A. M. Niknejad University of California, Berkeley EECS 142 Lecture 26 p. 23/25 –p
Emitter Degeneration
VCC Emitter inductance has
RF C
a detrimental effect on
C∞ PA efficiency since it
vo
reduces the swing. The
vin RL
voltage across the
+ emitter is given by
VLE

VE = jωLE io

For a current swing of 1 A at 1 GHz, a typical parasitic


inductance of 1 nH will “eat” up 6.28 V of swing! We
need to reduce LE or to use a much higher VCC .
In practice both approaches are taken. We choose a
technology with the highest breakdown voltage and the
package with the lowest LE .

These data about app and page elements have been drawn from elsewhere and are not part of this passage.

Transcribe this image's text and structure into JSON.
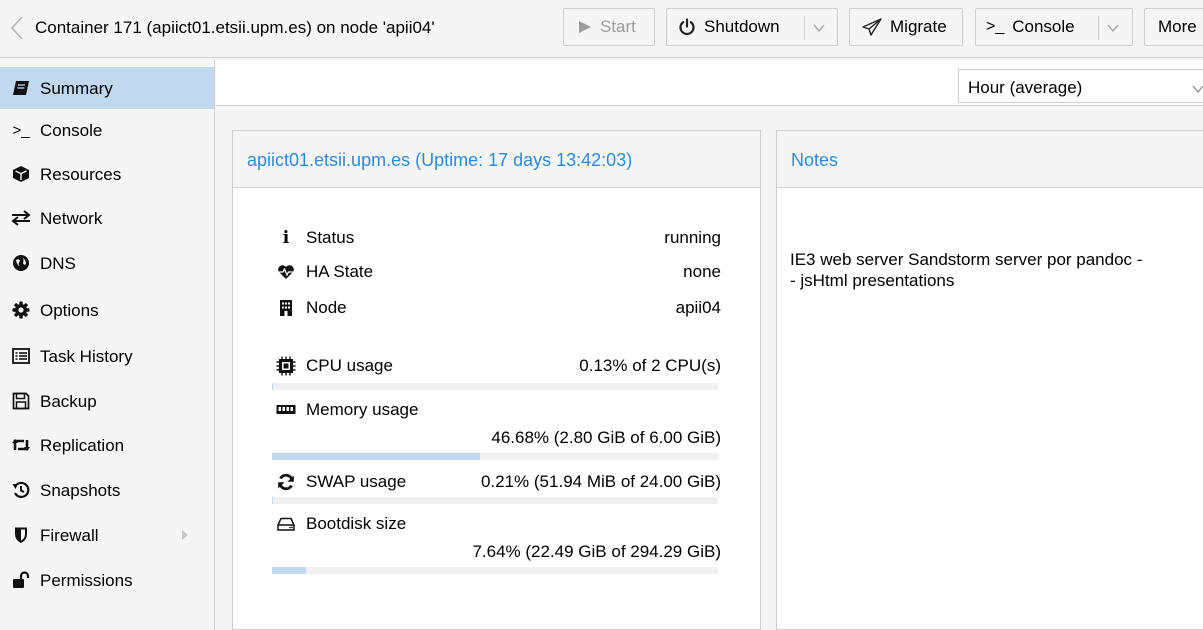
{
  "header": {
    "title": "Container 171 (apiict01.etsii.upm.es) on node 'apii04'",
    "buttons": {
      "start": "Start",
      "shutdown": "Shutdown",
      "migrate": "Migrate",
      "console": "Console",
      "more": "More"
    }
  },
  "sidebar": {
    "items": [
      {
        "label": "Summary",
        "icon": "book-icon"
      },
      {
        "label": "Console",
        "icon": "terminal-icon"
      },
      {
        "label": "Resources",
        "icon": "cube-icon"
      },
      {
        "label": "Network",
        "icon": "exchange-icon"
      },
      {
        "label": "DNS",
        "icon": "globe-icon"
      },
      {
        "label": "Options",
        "icon": "gear-icon"
      },
      {
        "label": "Task History",
        "icon": "list-icon"
      },
      {
        "label": "Backup",
        "icon": "floppy-icon"
      },
      {
        "label": "Replication",
        "icon": "retweet-icon"
      },
      {
        "label": "Snapshots",
        "icon": "history-icon"
      },
      {
        "label": "Firewall",
        "icon": "shield-icon"
      },
      {
        "label": "Permissions",
        "icon": "unlock-icon"
      }
    ],
    "active": "Summary"
  },
  "timeframe": {
    "selected": "Hour (average)"
  },
  "status_panel": {
    "title": "apiict01.etsii.upm.es (Uptime: 17 days 13:42:03)",
    "status": {
      "label": "Status",
      "value": "running"
    },
    "ha_state": {
      "label": "HA State",
      "value": "none"
    },
    "node": {
      "label": "Node",
      "value": "apii04"
    },
    "cpu": {
      "label": "CPU usage",
      "value": "0.13% of 2 CPU(s)",
      "percent": 0.13
    },
    "memory": {
      "label": "Memory usage",
      "value": "46.68% (2.80 GiB of 6.00 GiB)",
      "percent": 46.68
    },
    "swap": {
      "label": "SWAP usage",
      "value": "0.21% (51.94 MiB of 24.00 GiB)",
      "percent": 0.21
    },
    "bootdisk": {
      "label": "Bootdisk size",
      "value": "7.64% (22.49 GiB of 294.29 GiB)",
      "percent": 7.64
    }
  },
  "notes_panel": {
    "title": "Notes",
    "text": "IE3 web server Sandstorm server por pandoc -\n- jsHtml presentations"
  },
  "colors": {
    "accent_blue": "#2f8ad6",
    "selected_bg": "#c0d9ef",
    "border": "#cfcfcf",
    "background": "#f5f5f5",
    "disabled_text": "#9c9c9c"
  }
}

A. M. Niknejad University of California, Berkeley EECS 142 Lecture 26 p. 24/25 –p


Advanced Packaging
bump
down bond chip bond wire
chip via
package lead
pads exposed "paddle"

In flip-chip technology, the chip is flipped and “bumped”


onto a carrier substrate (on onto the board directly).
This results in small inductance connections.
In an exposed “paddle” package, there is a ground
plane inside the package. We use conductive glue to
mount the chip onto the package. Short down-bonds
then create low inductance ground connections.
In the extreme case, we can use several down-bonds in
parallel surrounding the chip in addition to thinning the
die.
A. M. Niknejad University of California, Berkeley EECS 142 Lecture 26 p. 25/25 –p